• WORK TO COMPLETE: Your answer should be the lines of the material that include the word "Delhi".

• RECORDS PROVIDED:
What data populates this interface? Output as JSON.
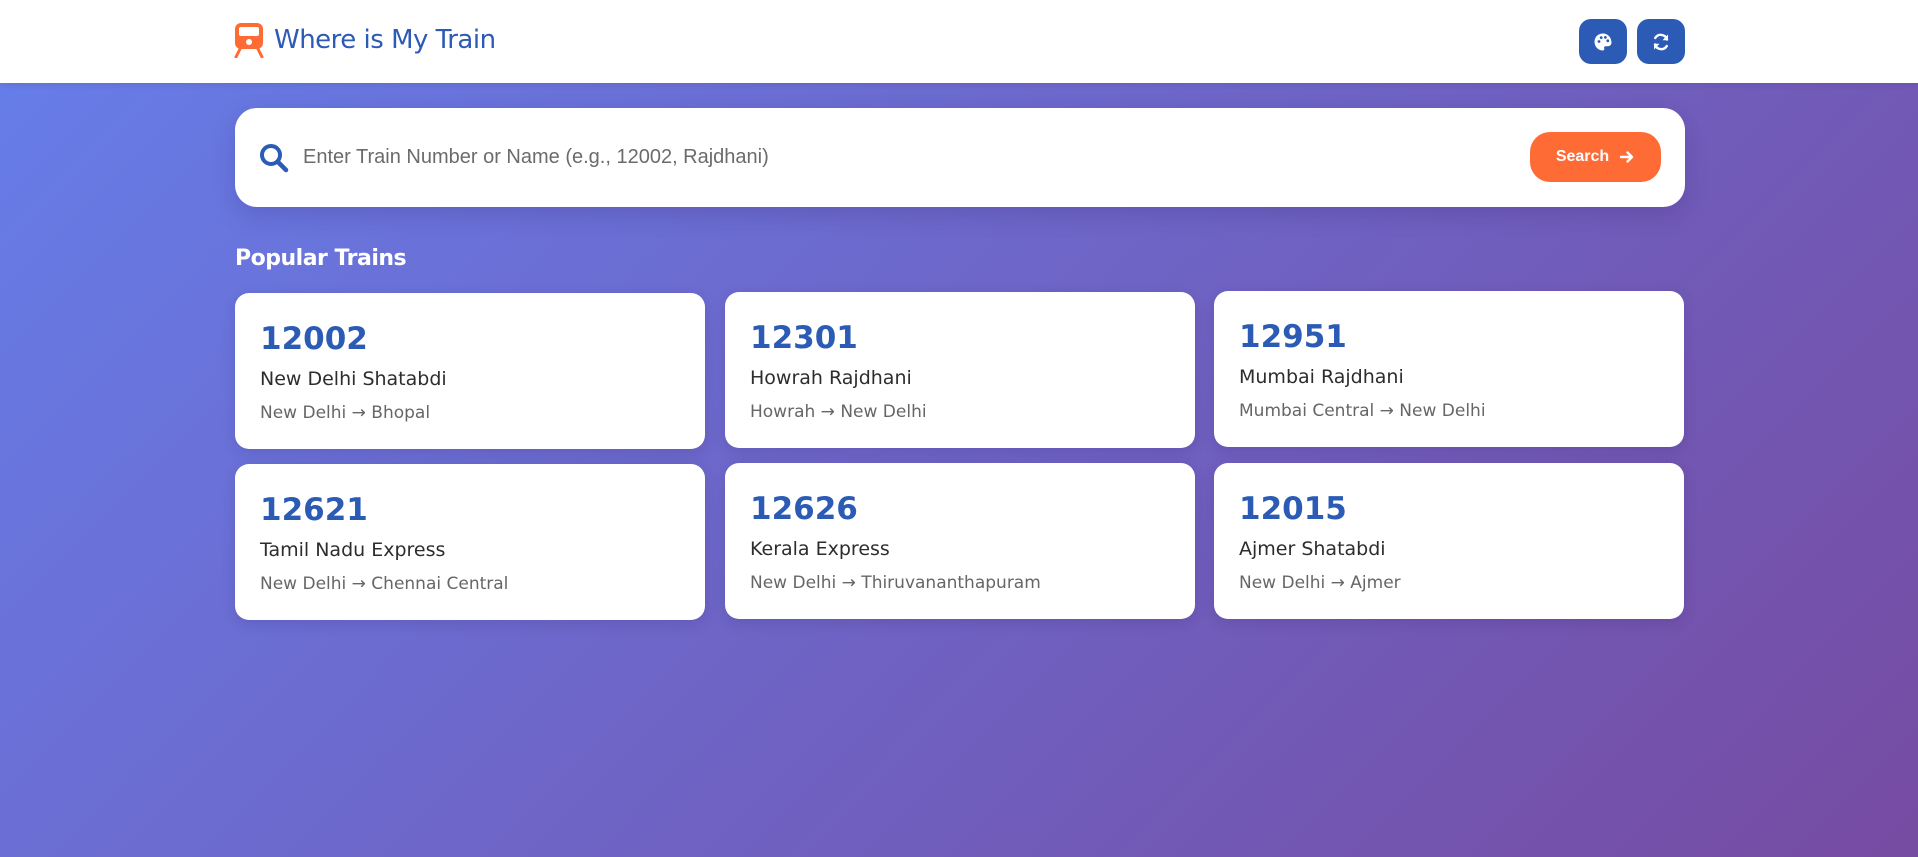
{
  "header": {
    "title": "Where is My Train",
    "brand_icon": "train-icon",
    "buttons": [
      {
        "icon": "palette-icon"
      },
      {
        "icon": "refresh-icon"
      }
    ],
    "colors": {
      "brand": "#2b5bb5",
      "icon": "#ff6b35"
    }
  },
  "search": {
    "placeholder": "Enter Train Number or Name (e.g., 12002, Rajdhani)",
    "value": "",
    "button_label": "Search",
    "icon": "search-icon",
    "button_icon": "arrow-right-icon",
    "button_color": "#ff6b35"
  },
  "popular": {
    "title": "Popular Trains",
    "trains": [
      {
        "number": "12002",
        "name": "New Delhi Shatabdi",
        "route": "New Delhi → Bhopal"
      },
      {
        "number": "12301",
        "name": "Howrah Rajdhani",
        "route": "Howrah → New Delhi"
      },
      {
        "number": "12951",
        "name": "Mumbai Rajdhani",
        "route": "Mumbai Central → New Delhi"
      },
      {
        "number": "12621",
        "name": "Tamil Nadu Express",
        "route": "New Delhi → Chennai Central"
      },
      {
        "number": "12626",
        "name": "Kerala Express",
        "route": "New Delhi → Thiruvananthapuram"
      },
      {
        "number": "12015",
        "name": "Ajmer Shatabdi",
        "route": "New Delhi → Ajmer"
      }
    ]
  },
  "background": {
    "gradient_start": "#667eea",
    "gradient_end": "#764ba2"
  }
}
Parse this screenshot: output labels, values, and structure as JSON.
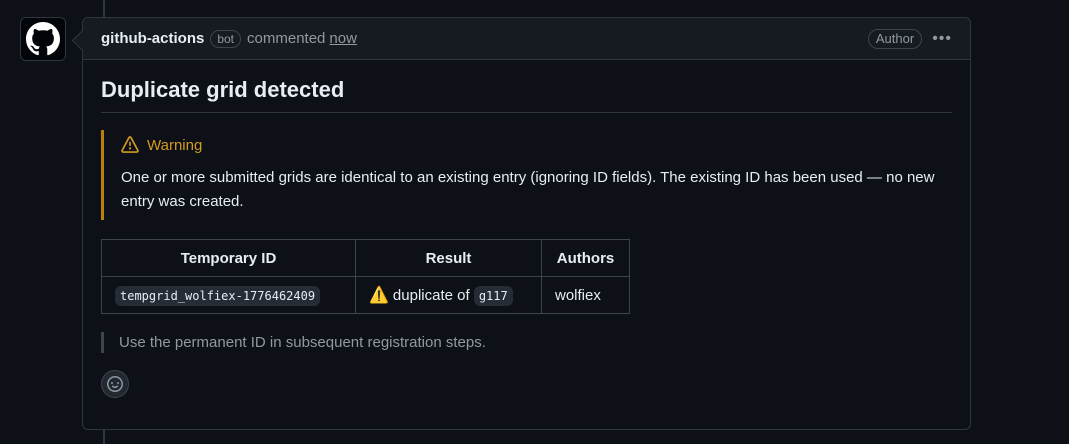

• RESULT OF THE EXERCISE:
        "name": "New Delhi Shatabdi",
        "route": "New Delhi → Bhopal"
        "route": "Howrah → New Delhi"
        "route": "Mumbai Central → New Delhi"
        "route": "New Delhi → Chennai Central"
        "route": "New Delhi → Thiruvananthapuram"
        "route": "New Delhi → Ajmer"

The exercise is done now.